FISH identifies high-grade dysplasia and adenocarcinoma in BE
In Barrett's esophagus (BE), an abnormal columnar epithelium replaces the stratified squamous epithelium that normally lines the distal esophagus. The change in mucosal tissue, which represents an adaptation to reflux-induced injury, is the strongest risk factor for esophageal adenocarcinoma.
The vast majority of people with BE don't develop cancer — the most recent estimated rate of progression is 1.8 per 1,000 patient years of follow-up. Furthermore, population-based data from Mayo Clinic, the Netherlands and elsewhere indicate that a diagnosis of BE does not affect overall life expectancy.
Yet esophageal adenocarcinoma is one of the fastest growing cancers in Caucasian men and has an unusually poor prognosis, with early metastatic disease developing in many patients. The five-year survival rate after surgical treatment of resectable tumors is 5 to 30 percent, with higher survival rates in patients with early-stage cancers.
"This is a big problem for clinicians," says Kenneth K. Wang, M.D., a gastroenterologist at Mayo Clinic's campus in Rochester, Minnesota. "There are so many people with Barrett's who are worried about cancer, but most will never develop it, so there is great debate about the value of surveillance in the average patient."

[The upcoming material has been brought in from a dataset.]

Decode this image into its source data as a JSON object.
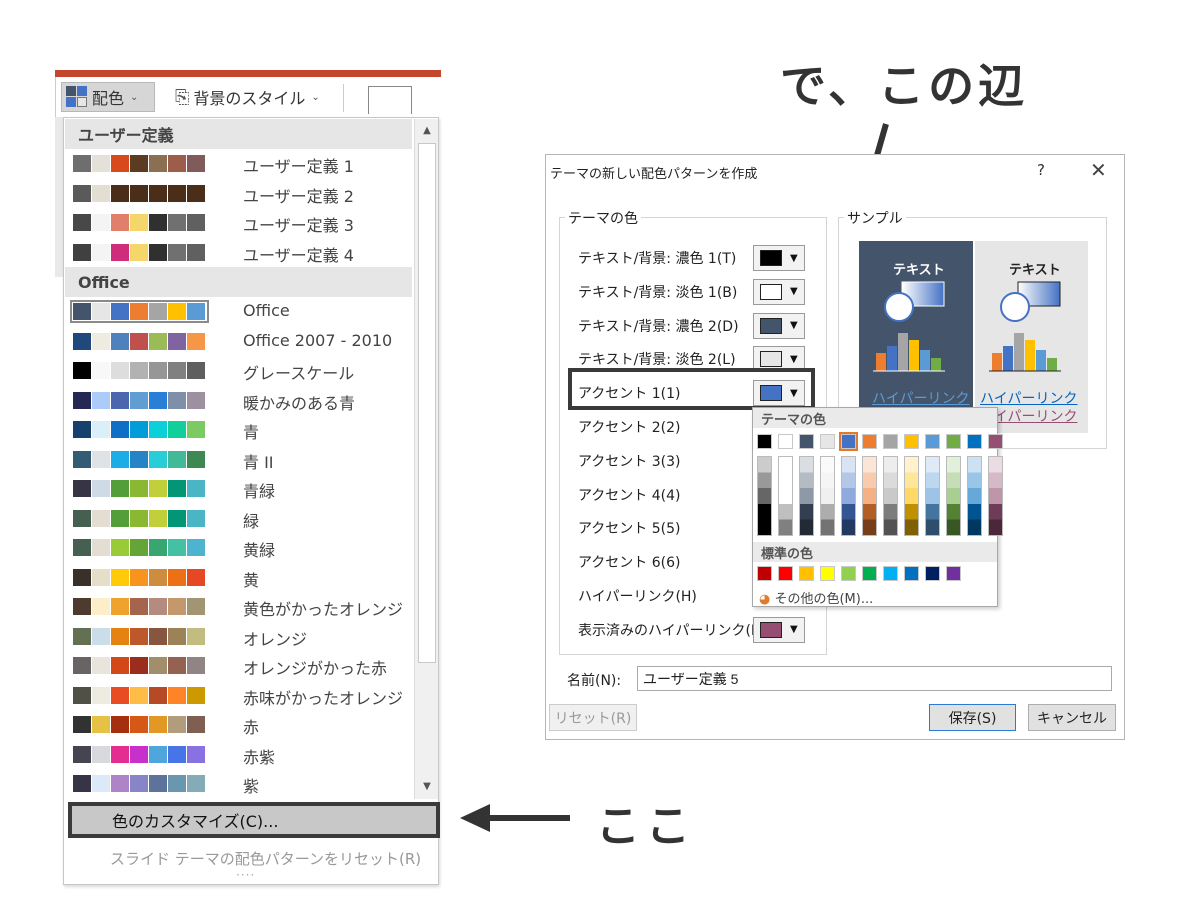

Furthermore, the current strategy of periodic endoscopic biopsies, which are subject to sampling error and interobserver variation, is unreliable. It is also costly because patients at low risk are surveyed too often. Thus, the goal has been to develop a cost-effective, noninvasive test that would predict progression to cancer with better accuracy than histology.
"What we are trying to do is develop tests like cytology that are easy for anyone to do. Tests and treatments that can only be performed in tertiary centers don't benefit patients or health care in general," Dr. Wang notes.
One option, currently part of clinical practice at Mayo Clinic, is the evaluation of chromosomal instability — high rates of chromosome missegregation — in cytology specimens. Chromosomal instability has been shown to be the most predictive biomarker of cancer development in BE.
Nearly 15 years ago, University of Washington researchers found that BE patients with a loss of heterozygosity (LOH) for p53, a tumor suppressor gene, were at increased risk of progression to high-grade dysplasia and adenocarcinoma. Mutations in p53 have since been reported in more than 90 percent of esophageal adenocarcinomas, and inactivation of the gene may occur early in neoplastic progression. Studies also showed that numerical or structural changes in chromosomes, such as aneuploidy and tetraploidy (4n), were highly predictive of cancer development.
Chromosomal instability can be detected in cytology brushings using fluorescence in situ hybridization (FISH), a technique that utilizes fluorescent-tagged DNA probes to find, among other things, gene copy number abnormalities. Mayo Medical Laboratories uses a multicolor, multitargeted FISH assay with probes to 8q24 (MYC), 9p21 (CDKN2A), 17q12 (ERBB2 or HER2) and 20q13.2 (ZNF217).
A Mayo Clinic study, published in Human Pathology in 2008, found that this probe set identified high-grade dysplasia and adenocarcinoma with 84 percent sensitivity and 93 percent specificity — far better than routine cytology and digital image analysis.
"We looked at many different FISH probes and at basic combinations of all the usual suspects and found this was the most robust set to use," Dr. Wang explains. "A good clinical test doesn't find every genetic abnormality, but it is reproducible and it shows good characteristics day to day and week to week. FISH, a CLIA-approved test, gives that stability."
Still, the test is not used indiscriminately in clinical practice. "There is no sense in using it in people with cancer and high-grade dysplasia. I use it in patients where I'm not sure what to do," Dr. Wang explains. "When biopsies are indefinite for dysplasia, those patients more often than not don't have it. But they're worried and we're worried, so when histology doesn't seem clear, we use the molecular test. We also use it for patients who have no dysplasia but a strong family history of esophageal cancer. If we detect genetic abnormalities, those patients may need to be treated or undergo a more intensive surveillance regimen."
The test may also be useful in predicting response to treatment. Abnormalities in p16, for instance, seem to predict response to ablative therapies.
FISH is expensive — about $800 — "because it's a test that our lab feels needs to be run manually by a highly skilled cytotechnologist rather than a machine. That takes a lot of person-hours of work," Dr. Wang points out. "In the future, as personalized testing becomes more common and the use of such tests more widespread, the cost will likely decrease."
For more information
Fritcher EG, et al. A comparison of conventional cytology, DNA ploidy analysis, and fluorescence in situ hybridization for the detection of dysplasia and adenocarcinoma in patients with Barrett's esophagus. Human Pathology. 2008;39:1128.